The Gannon Ruling on Adequacy

The Kansas Supreme Court ruled the Kansas block grant system unconstitutional. The state’s public education financing system is not reasonably calculated to ensure that all Kansas students meet or exceed the minimum standards of adequacy.  The Supreme Court has given the Kansas legislature until June 30, 2017 to enact a constitutional formula.

 Not only is the State failing to provide approximately one-fourth of all its public school K-12 students with the basic skills of both reading and math, but that it is also leaving behind significant groups of harder-to-educate students. Student performance reflected in this data is related to funding levels. 15,000 of our state's African American students, or nearly one-half of their total student population, are not proficient in reading and math. 33,000 Hispanic students, or more than one-third of their student population, are not proficient in reading and math. More than one-third of our state's students who receive free and reduced lunches are not proficient in reading and math.

The ruling reflects the bare minimum needed for an adequate school funding formula – “Whether the legislature chooses to exceed these minimal standards is up to that deliberative body and ultimately the people of Kansas who elect those legislators.” 

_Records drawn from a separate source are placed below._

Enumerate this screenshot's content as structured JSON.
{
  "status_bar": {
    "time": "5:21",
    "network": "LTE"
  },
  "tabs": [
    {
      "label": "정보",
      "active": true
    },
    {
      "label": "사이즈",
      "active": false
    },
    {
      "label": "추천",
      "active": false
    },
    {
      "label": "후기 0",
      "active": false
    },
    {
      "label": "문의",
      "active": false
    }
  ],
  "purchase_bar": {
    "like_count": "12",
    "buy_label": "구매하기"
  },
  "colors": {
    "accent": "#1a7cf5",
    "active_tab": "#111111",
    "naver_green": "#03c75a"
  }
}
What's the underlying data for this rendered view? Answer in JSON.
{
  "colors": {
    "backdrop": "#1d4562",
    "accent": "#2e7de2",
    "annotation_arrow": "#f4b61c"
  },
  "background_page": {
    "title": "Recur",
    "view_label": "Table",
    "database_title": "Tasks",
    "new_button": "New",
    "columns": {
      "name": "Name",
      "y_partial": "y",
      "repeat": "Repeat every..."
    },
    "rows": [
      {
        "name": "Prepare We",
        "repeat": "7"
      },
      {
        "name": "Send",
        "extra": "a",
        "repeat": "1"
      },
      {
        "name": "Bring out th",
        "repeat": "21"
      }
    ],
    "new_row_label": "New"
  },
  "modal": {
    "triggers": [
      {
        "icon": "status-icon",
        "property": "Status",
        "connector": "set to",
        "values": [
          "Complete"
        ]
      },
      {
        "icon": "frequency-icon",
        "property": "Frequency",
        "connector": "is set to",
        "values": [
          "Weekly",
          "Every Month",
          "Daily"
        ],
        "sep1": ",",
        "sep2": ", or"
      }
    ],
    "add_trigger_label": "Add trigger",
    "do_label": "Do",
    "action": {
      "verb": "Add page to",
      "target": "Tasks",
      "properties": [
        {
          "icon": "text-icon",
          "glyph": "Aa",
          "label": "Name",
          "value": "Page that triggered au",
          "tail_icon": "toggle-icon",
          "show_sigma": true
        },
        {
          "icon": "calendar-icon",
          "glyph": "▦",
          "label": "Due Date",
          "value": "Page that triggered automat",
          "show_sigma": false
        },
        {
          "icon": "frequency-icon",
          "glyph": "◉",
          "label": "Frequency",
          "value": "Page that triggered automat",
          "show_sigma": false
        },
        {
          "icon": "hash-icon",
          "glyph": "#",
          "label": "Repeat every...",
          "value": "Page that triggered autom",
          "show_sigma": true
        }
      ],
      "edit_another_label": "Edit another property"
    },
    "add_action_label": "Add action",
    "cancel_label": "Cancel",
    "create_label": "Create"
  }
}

 Once a new financing system is enacted, the State will have to satisfactorily demonstrate to the court that its proposed remedy is reasonably calculated to address the constitutional violations identified – as well as that it comports with previously identified constitutional mandates, such as equity.